Life not as we know it has been discovered on Earth, raising the chances of alien biology evolving on other planets.
The bugs, described as a form of "weird life" by scientists, are able to thrive on arsenic - and even incorporate it into their DNA.
Arsenic is one of the most deadly substances known to most organisms. It usually disrupts metabolic pathways, making it impossible for the normal mechanisms of life to continue.
But the strange microbes scooped from mud at the bottom of a Californian lake not only survive in an arsenic environment but make the chemical part of their molecular structure. The discovery is said to have huge implications for the search for extraterrestrial life.
When scientists talk about life they tend to mean "life as we know it" - that is, life based on the biological building blocks found on Earth. But some experts have speculated that there may be alternative kinds of life - dubbed "weird life" - elsewhere in the universe.
The new find lends support to that theory, increasing the prospects of discovering life on Mars or the moons of Saturn or Jupiter, or outside the Solar System.
Dr Felisa Wolfe-Simon, from Arizona State University, who led the US researchers, said: "Our findings are a reminder that life as we know it could be much more flexible than we generally assume or imagine.
"If something here on Earth can do something so unexpected, what else can life do that we haven't seen yet? Now is the time to find out."
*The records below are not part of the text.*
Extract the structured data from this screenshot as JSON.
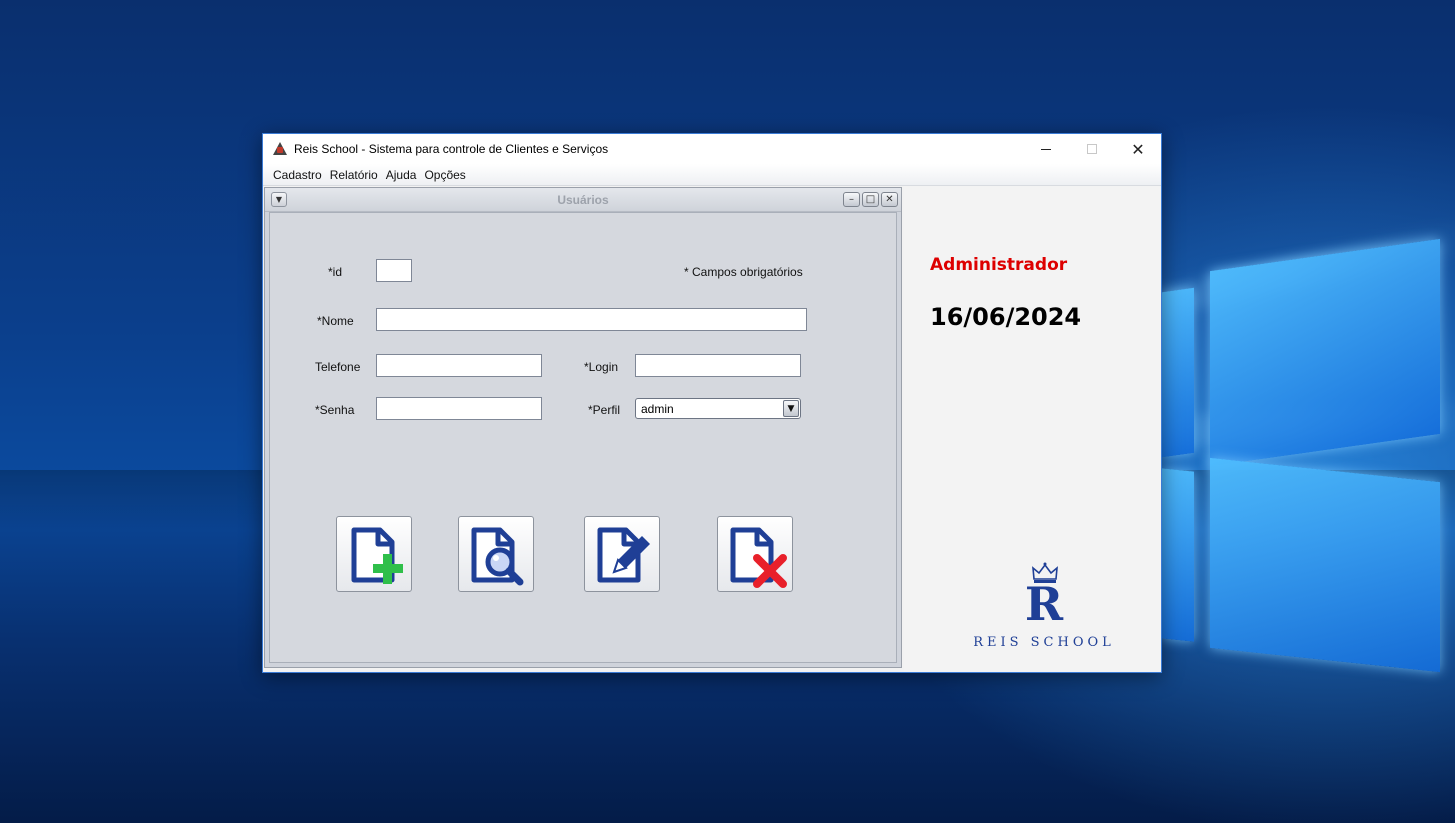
{
  "window": {
    "title": "Reis School - Sistema para controle de Clientes e Serviços",
    "controls": {
      "minimize": "minimize",
      "maximize": "maximize",
      "close": "✕"
    }
  },
  "menu": [
    "Cadastro",
    "Relatório",
    "Ajuda",
    "Opções"
  ],
  "internal_frame": {
    "title": "Usuários",
    "buttons": [
      "minimize",
      "maximize",
      "close"
    ]
  },
  "form": {
    "id_label": "*id",
    "id_value": "",
    "required_note": "* Campos obrigatórios",
    "nome_label": "*Nome",
    "nome_value": "",
    "telefone_label": "Telefone",
    "telefone_value": "",
    "login_label": "*Login",
    "login_value": "",
    "senha_label": "*Senha",
    "senha_value": "",
    "perfil_label": "*Perfil",
    "perfil_value": "admin"
  },
  "actions": [
    {
      "name": "add-user-button",
      "icon": "document-add-icon"
    },
    {
      "name": "search-user-button",
      "icon": "document-search-icon"
    },
    {
      "name": "edit-user-button",
      "icon": "document-edit-icon"
    },
    {
      "name": "delete-user-button",
      "icon": "document-delete-icon"
    }
  ],
  "side_panel": {
    "user_role": "Administrador",
    "date": "16/06/2024",
    "logo_letter": "R",
    "logo_text": "REIS SCHOOL"
  },
  "colors": {
    "accent_blue": "#1f3f96",
    "user_role_red": "#dd0000",
    "add_green": "#2fbf4a",
    "delete_red": "#e8202a"
  }
}
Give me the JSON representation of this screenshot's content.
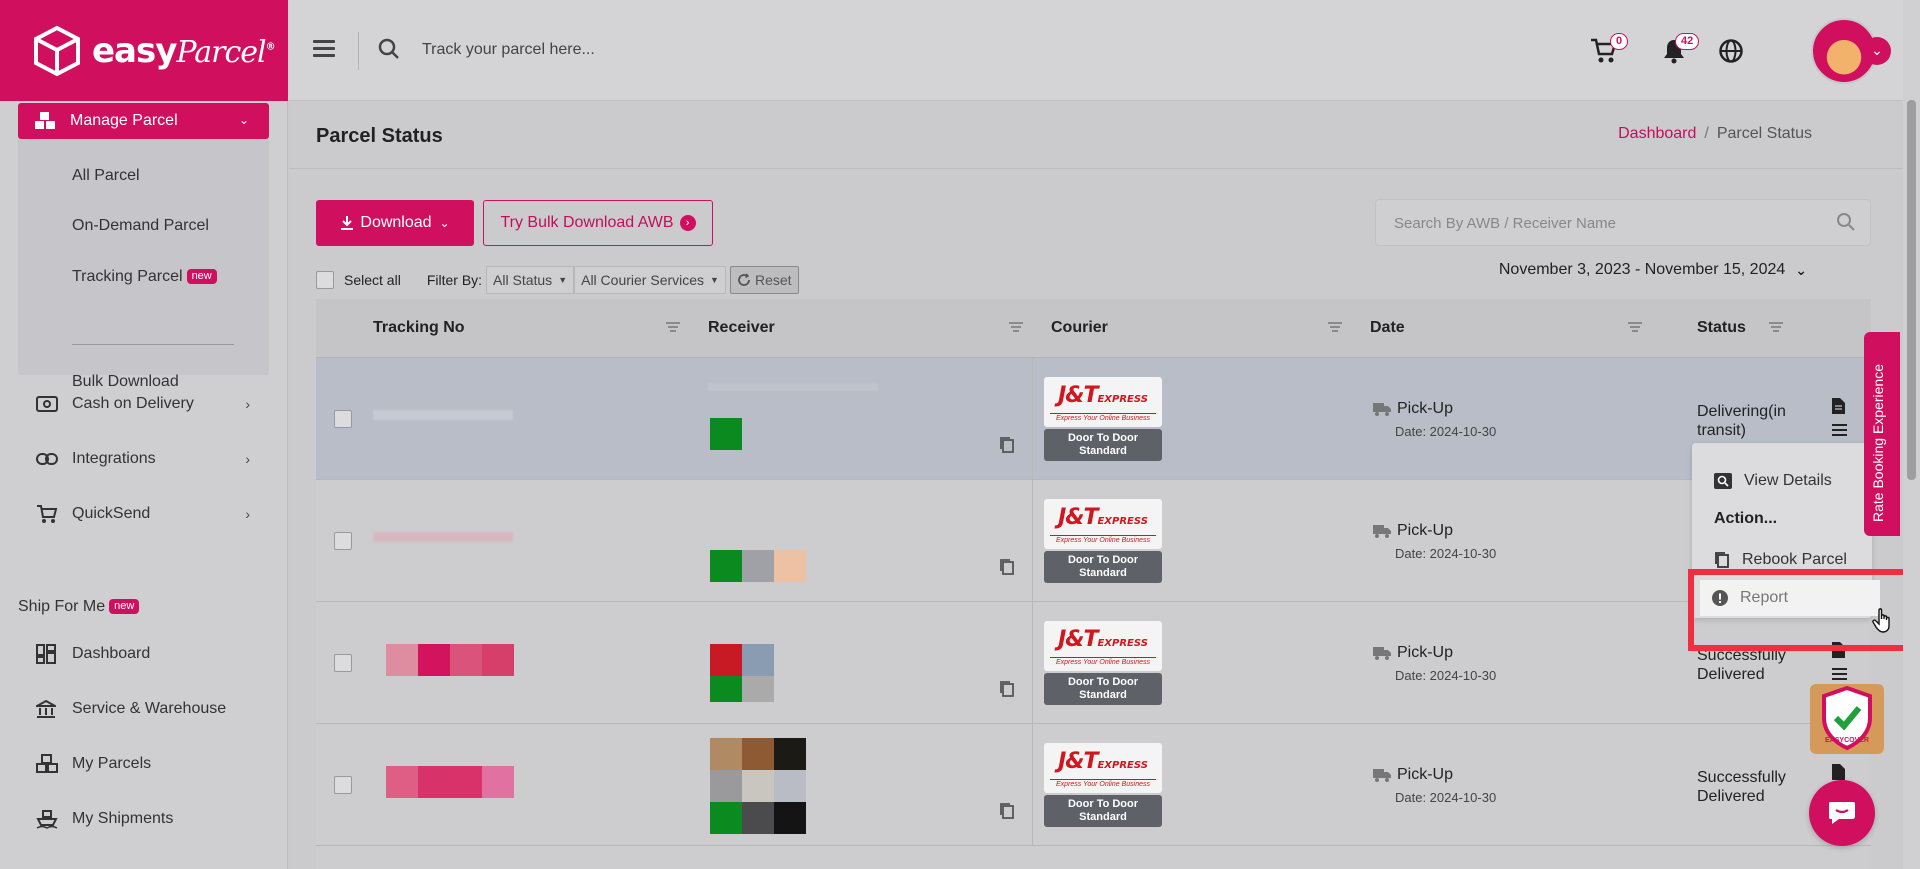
{
  "brand": {
    "name": "easy",
    "name_script": "Parcel",
    "reg": "®"
  },
  "topbar": {
    "search_placeholder": "Track your parcel here...",
    "cart_count": "0",
    "notification_count": "42"
  },
  "sidebar": {
    "active_menu": "Manage Parcel",
    "sub_items": [
      "All Parcel",
      "On-Demand Parcel",
      "Tracking Parcel",
      "Bulk Download"
    ],
    "new_badge": "new",
    "items": [
      "Cash on Delivery",
      "Integrations",
      "QuickSend"
    ],
    "section_title": "Ship For Me",
    "section_items": [
      "Dashboard",
      "Service & Warehouse",
      "My Parcels",
      "My Shipments"
    ]
  },
  "page": {
    "title": "Parcel Status",
    "breadcrumb_home": "Dashboard",
    "breadcrumb_sep": "/",
    "breadcrumb_current": "Parcel Status"
  },
  "toolbar": {
    "download_label": "Download",
    "bulk_label": "Try Bulk Download AWB",
    "awb_placeholder": "Search By AWB / Receiver Name",
    "select_all": "Select all",
    "filter_by": "Filter By:",
    "status_filter": "All Status",
    "courier_filter": "All Courier Services",
    "reset": "Reset",
    "date_range": "November 3, 2023 - November 15, 2024"
  },
  "table": {
    "headers": [
      "Tracking No",
      "Receiver",
      "Courier",
      "Date",
      "Status"
    ],
    "rows": [
      {
        "courier": "J&T",
        "service": "Door To Door Standard",
        "pickup": "Pick-Up",
        "date": "Date: 2024-10-30",
        "status": "Delivering(in transit)"
      },
      {
        "courier": "J&T",
        "service": "Door To Door Standard",
        "pickup": "Pick-Up",
        "date": "Date: 2024-10-30",
        "status": ""
      },
      {
        "courier": "J&T",
        "service": "Door To Door Standard",
        "pickup": "Pick-Up",
        "date": "Date: 2024-10-30",
        "status": "Successfully Delivered"
      },
      {
        "courier": "J&T",
        "service": "Door To Door Standard",
        "pickup": "Pick-Up",
        "date": "Date: 2024-10-30",
        "status": "Successfully Delivered"
      }
    ],
    "courier_logo_main": "J&T",
    "courier_logo_sub": "EXPRESS",
    "courier_tagline": "Express Your Online Business"
  },
  "dropdown": {
    "view_details": "View Details",
    "action_header": "Action...",
    "rebook": "Rebook Parcel",
    "report": "Report"
  },
  "floating": {
    "rate_tab": "Rate Booking Experience",
    "easycover_label": "EASYCOVER"
  },
  "colors": {
    "brand": "#d0105f",
    "highlight": "#ef2f3f",
    "courier_red": "#d2161f"
  }
}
All "known" life requires six fundamental elements - carbon, hydrogen, nitrogen, oxygen, phosphorous and sulphur - which provide the building materials for DNA, proteins and fats.
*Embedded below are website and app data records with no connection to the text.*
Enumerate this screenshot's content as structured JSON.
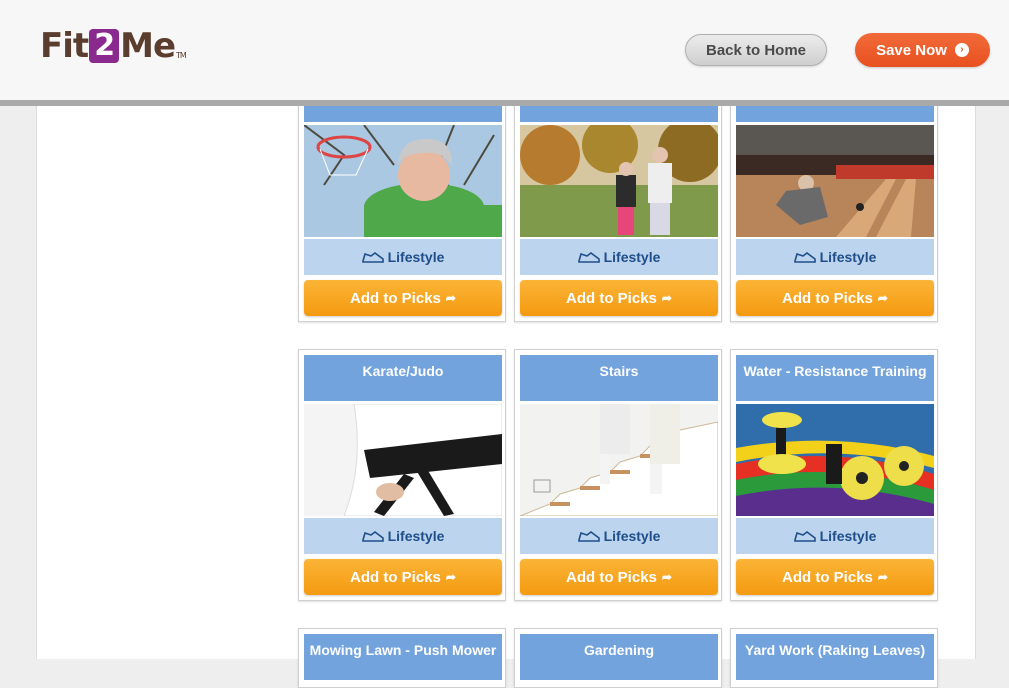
{
  "header": {
    "logo": {
      "pre": "Fit",
      "two": "2",
      "post": "Me",
      "tm": "TM"
    },
    "back_home": "Back to Home",
    "save_now": "Save Now",
    "save_icon": "›"
  },
  "badge_label": "Lifestyle",
  "add_label": "Add to Picks",
  "add_icon": "➦",
  "cards": [
    {
      "title": "",
      "image": "basketball-hoop-woman-photo"
    },
    {
      "title": "",
      "image": "couple-walking-park-photo"
    },
    {
      "title": "",
      "image": "bowling-alley-photo"
    },
    {
      "title": "Karate/Judo",
      "image": "black-belt-gi-photo"
    },
    {
      "title": "Stairs",
      "image": "couple-climbing-stairs-photo"
    },
    {
      "title": "Water - Resistance Training",
      "image": "foam-dumbbells-noodles-photo"
    },
    {
      "title": "Mowing Lawn - Push Mower",
      "image": ""
    },
    {
      "title": "Gardening",
      "image": ""
    },
    {
      "title": "Yard Work (Raking Leaves)",
      "image": ""
    }
  ]
}
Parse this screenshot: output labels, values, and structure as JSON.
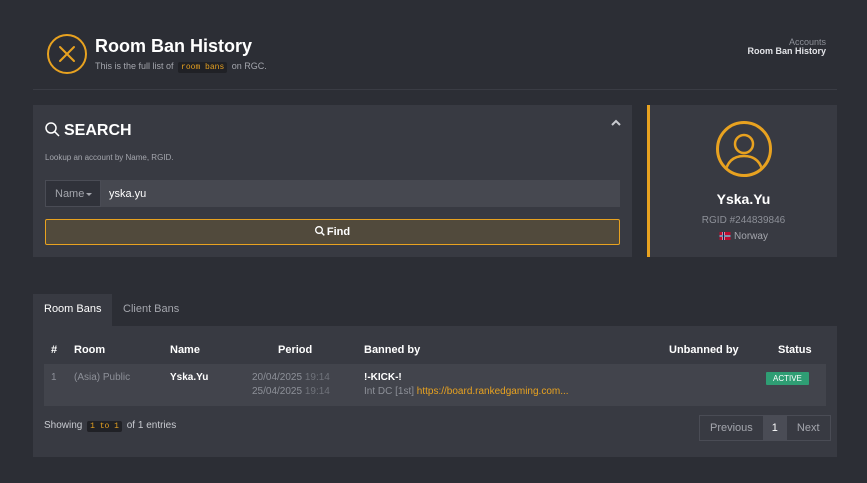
{
  "header": {
    "title": "Room Ban History",
    "subtitle_before": "This is the full list of",
    "subtitle_code": "room bans",
    "subtitle_after": "on RGC.",
    "breadcrumb_parent": "Accounts",
    "breadcrumb_current": "Room Ban History",
    "logo_icon": "ban-circle-icon",
    "accent_color": "#e8a220"
  },
  "search": {
    "title": "SEARCH",
    "hint": "Lookup an account by Name, RGID.",
    "field_select": "Name",
    "input_value": "yska.yu",
    "find_label": "Find",
    "search_icon": "magnifier-icon",
    "collapse_icon": "chevron-up-icon"
  },
  "profile": {
    "name": "Yska.Yu",
    "rgid": "RGID #244839846",
    "country": "Norway",
    "avatar_icon": "user-silhouette-icon",
    "flag_icon": "norway-flag-icon"
  },
  "tabs": [
    "Room Bans",
    "Client Bans"
  ],
  "table": {
    "headers": [
      "#",
      "Room",
      "Name",
      "Period",
      "Banned by",
      "Unbanned by",
      "Status"
    ],
    "rows": [
      {
        "index": "1",
        "room": "(Asia) Public",
        "name": "Yska.Yu",
        "start_date": "20/04/2025",
        "start_time": "19:14",
        "end_date": "25/04/2025",
        "end_time": "19:14",
        "banned_by": "!-KICK-!",
        "reason": "Int DC [1st]",
        "link": "https://board.rankedgaming.com...",
        "unbanned_by": "",
        "status": "ACTIVE"
      }
    ]
  },
  "footer": {
    "showing_prefix": "Showing",
    "showing_range": "1 to 1",
    "showing_suffix": "of 1 entries",
    "prev_label": "Previous",
    "page": "1",
    "next_label": "Next"
  }
}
Phosphorous, normally obtained from inorganic phosphate, is a key member of this group and found in many of the components of cells. Without it, life should not be able to exist. But the bugs studied by Dr Wolfe-Simon's team have the extraordinary ability to swap phosphorous for arsenic.